This article suggests that lawyers and courts are largely oblivious to scientific insights regarding the value and limitations of latent fingerprint evidence. It proceeds through a detailed historical analysis of the way fingerprint evidence has been reported and challenged. It compares legal responses with mainstream scientific research. Our analysis shows that fingerprint evidence is routinely equated with categorical proof of identity notwithstanding scientific warnings that such an approach is ‘indefensible’. We find that legal challenges to latent fingerprint evidence have been uniformly focused on adjectival issues (e.g. compliance with enabling legislation), leaving the validity and accuracy of this subjective comparison technique virtually unexamined since its first reception at the very beginning of the twentieth century. Lack of legal engagement with validity, error and scientific research suggest that adversarial procedures have not worked effectively to secure scientifically reliable expert evidence and that legal personnel struggle with elementary scientific reasoning.
- John Frow, On Interpretive Conflict, Chicago: University of Chicago Press, 2019, 223 pp, pb £19.50.
- THE MODERN LAW REVIEW VOLUME 83 INDEX
- A Case Against Crippling Compensation in International Law of State Responsibility
The obligation of States to provide full reparation for internationally wrongful acts, including by full compensation, is one of the bedrock principles of international law. The article challenges this principle for cases where compensation is crippling for the responsible State or its peoples, which can occur when State responsibility is implemented before international courts and tribunals. The International Law Commission's decision not to qualify full reparation for instances of crippling compensation in its influential Articles on State responsibility was an unpersuasive legal position to adopt in 2001, and its rationale has aged badly. However, the failure by States and other actors to challenge it in the following two decades signified its endorsement by the international legal process. Nevertheless, the case against the permissibility of crippling compensation in modern international law can still be made, both on a case‐by‐case basis and at the level of customary secondary rules of State responsibility.
- Christophe Geiger, Craig Allen Nard and Xavier Seuba (eds), Intellectual Property and the Judiciary, Cheltenham, Edward Elgar, 2018, 560 pp, hb £135.00.
- Mavis Maclean and Bregie Dijksterhuis (eds), Digital Family Justice: From Alternative Dispute Resolution to Online Dispute Resolution?
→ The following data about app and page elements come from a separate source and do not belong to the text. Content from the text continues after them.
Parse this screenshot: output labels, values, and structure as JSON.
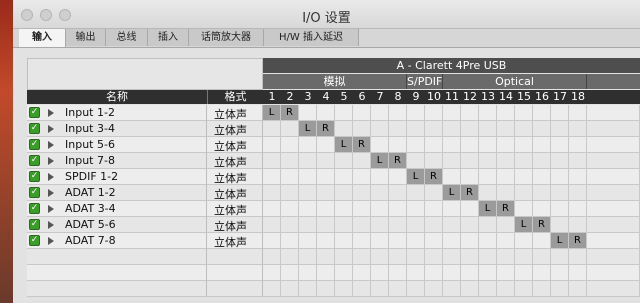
{
  "window": {
    "title": "I/O 设置"
  },
  "tabs": [
    {
      "label": "输入",
      "active": true
    },
    {
      "label": "输出",
      "active": false
    },
    {
      "label": "总线",
      "active": false
    },
    {
      "label": "插入",
      "active": false
    },
    {
      "label": "话筒放大器",
      "active": false
    },
    {
      "label": "H/W 插入延迟",
      "active": false
    }
  ],
  "device": {
    "name": "A - Clarett 4Pre USB"
  },
  "groups": [
    "模拟",
    "S/PDIF",
    "Optical"
  ],
  "columns": {
    "name": "名称",
    "format": "格式"
  },
  "channel_numbers": [
    "1",
    "2",
    "3",
    "4",
    "5",
    "6",
    "7",
    "8",
    "9",
    "10",
    "11",
    "12",
    "13",
    "14",
    "15",
    "16",
    "17",
    "18"
  ],
  "rows": [
    {
      "name": "Input 1-2",
      "format": "立体声",
      "checked": true,
      "start": 1
    },
    {
      "name": "Input 3-4",
      "format": "立体声",
      "checked": true,
      "start": 3
    },
    {
      "name": "Input 5-6",
      "format": "立体声",
      "checked": true,
      "start": 5
    },
    {
      "name": "Input 7-8",
      "format": "立体声",
      "checked": true,
      "start": 7
    },
    {
      "name": "SPDIF 1-2",
      "format": "立体声",
      "checked": true,
      "start": 9
    },
    {
      "name": "ADAT 1-2",
      "format": "立体声",
      "checked": true,
      "start": 11
    },
    {
      "name": "ADAT 3-4",
      "format": "立体声",
      "checked": true,
      "start": 13
    },
    {
      "name": "ADAT 5-6",
      "format": "立体声",
      "checked": true,
      "start": 15
    },
    {
      "name": "ADAT 7-8",
      "format": "立体声",
      "checked": true,
      "start": 17
    }
  ],
  "channel_labels": {
    "left": "L",
    "right": "R"
  },
  "colors": {
    "check": "#3d9b2a",
    "assigned": "#9b9b9b"
  }
}
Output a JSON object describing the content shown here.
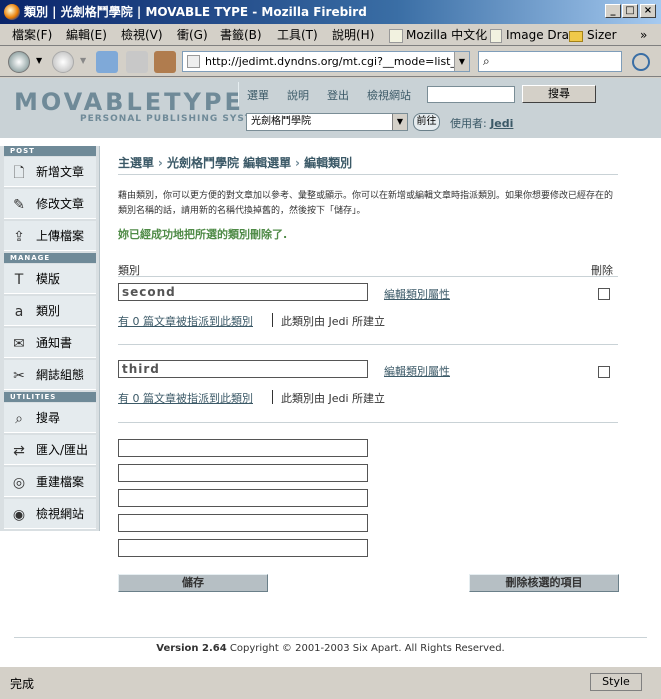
{
  "window": {
    "title": "類別 | 光劍格鬥學院 | MOVABLE TYPE - Mozilla Firebird"
  },
  "menubar": {
    "items": [
      "檔案(F)",
      "編輯(E)",
      "檢視(V)",
      "衝(G)",
      "書籤(B)",
      "工具(T)",
      "說明(H)"
    ],
    "extras": [
      "Mozilla 中文化",
      "Image Drag",
      "Sizer",
      "»"
    ]
  },
  "navbar": {
    "url": "http://jedimt.dyndns.org/mt.cgi?__mode=list_cat&b"
  },
  "mt_header": {
    "logo": "MOVABLETYPE",
    "tagline": "PERSONAL PUBLISHING SYSTEM",
    "links": [
      "選單",
      "說明",
      "登出",
      "檢視網站"
    ],
    "search_button": "搜尋",
    "blog_select": "光劍格鬥學院",
    "go_button": "前往",
    "user_label": "使用者:",
    "user_name": "Jedi"
  },
  "sidebar": {
    "sections": [
      {
        "title": "POST",
        "items": [
          {
            "label": "新增文章",
            "icon": "new-entry-icon"
          },
          {
            "label": "修改文章",
            "icon": "edit-entries-icon"
          },
          {
            "label": "上傳檔案",
            "icon": "upload-file-icon"
          }
        ]
      },
      {
        "title": "MANAGE",
        "items": [
          {
            "label": "模版",
            "icon": "templates-icon"
          },
          {
            "label": "類別",
            "icon": "categories-icon"
          },
          {
            "label": "通知書",
            "icon": "notifications-icon"
          },
          {
            "label": "網誌組態",
            "icon": "weblog-config-icon"
          }
        ]
      },
      {
        "title": "UTILITIES",
        "items": [
          {
            "label": "搜尋",
            "icon": "search-icon"
          },
          {
            "label": "匯入/匯出",
            "icon": "import-export-icon"
          },
          {
            "label": "重建檔案",
            "icon": "rebuild-icon"
          },
          {
            "label": "檢視網站",
            "icon": "view-site-icon"
          }
        ]
      }
    ]
  },
  "main": {
    "breadcrumb": [
      "主選單",
      "光劍格鬥學院 編輯選單",
      "編輯類別"
    ],
    "description": "藉由類別，你可以更方便的對文章加以參考、彙整或顯示。你可以在新增或編輯文章時指派類別。如果你想要修改已經存在的類別名稱的話，請用新的名稱代換掉舊的，然後按下「儲存」。",
    "success": "妳已經成功地把所選的類別刪除了.",
    "col_category": "類別",
    "col_delete": "刪除",
    "categories": [
      {
        "name": "second",
        "edit_link": "編輯類別屬性",
        "assigned": "有 0 篇文章被指派到此類別",
        "created_by": "此類別由 Jedi 所建立"
      },
      {
        "name": "third",
        "edit_link": "編輯類別屬性",
        "assigned": "有 0 篇文章被指派到此類別",
        "created_by": "此類別由 Jedi 所建立"
      }
    ],
    "save_button": "儲存",
    "delete_button": "刪除核選的項目"
  },
  "footer": {
    "version": "Version 2.64",
    "copyright": "Copyright © 2001-2003 Six Apart. All Rights Reserved."
  },
  "statusbar": {
    "text": "完成",
    "style_button": "Style"
  }
}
Oxford: Hart, 2019, 244 pp, hb £55.00.
- (A) Just Rhetoric?
- A Benefactor's Right Of Action Against A Tortfeasor: A New Approach In Israel
- A Brief Rejoinder to Michael Zander
- A Case of Czech Beer: Competition and Competitiveness in the Transitional Economies
- A Comment on Professor Schick's Article, ‘International Criminal Law—Facts and Illusions’
- A CONFUSION OF POWERS: POLITICS AND THE RULE OF LAW*
- A Critique of Criminal Causation
- A Director's Duty of Loyalty and the Relevance of the Company's Scope of Business: Cheng Wai Tao v Poon Ka Man Jason
The Hong Kong Court of Final Appeal has utilised a ‘scope of business’ inquiry to delineate the boundaries of the no‐conflict rule for the company director. Such an inquiry is directed at discerning the realistic ability of the company to exploit any particular business opportunity and a strict...
- A FRENCH LAWYER LOOKS AT BRITISH COMPANY LAW*
- A Homestead Act For England?*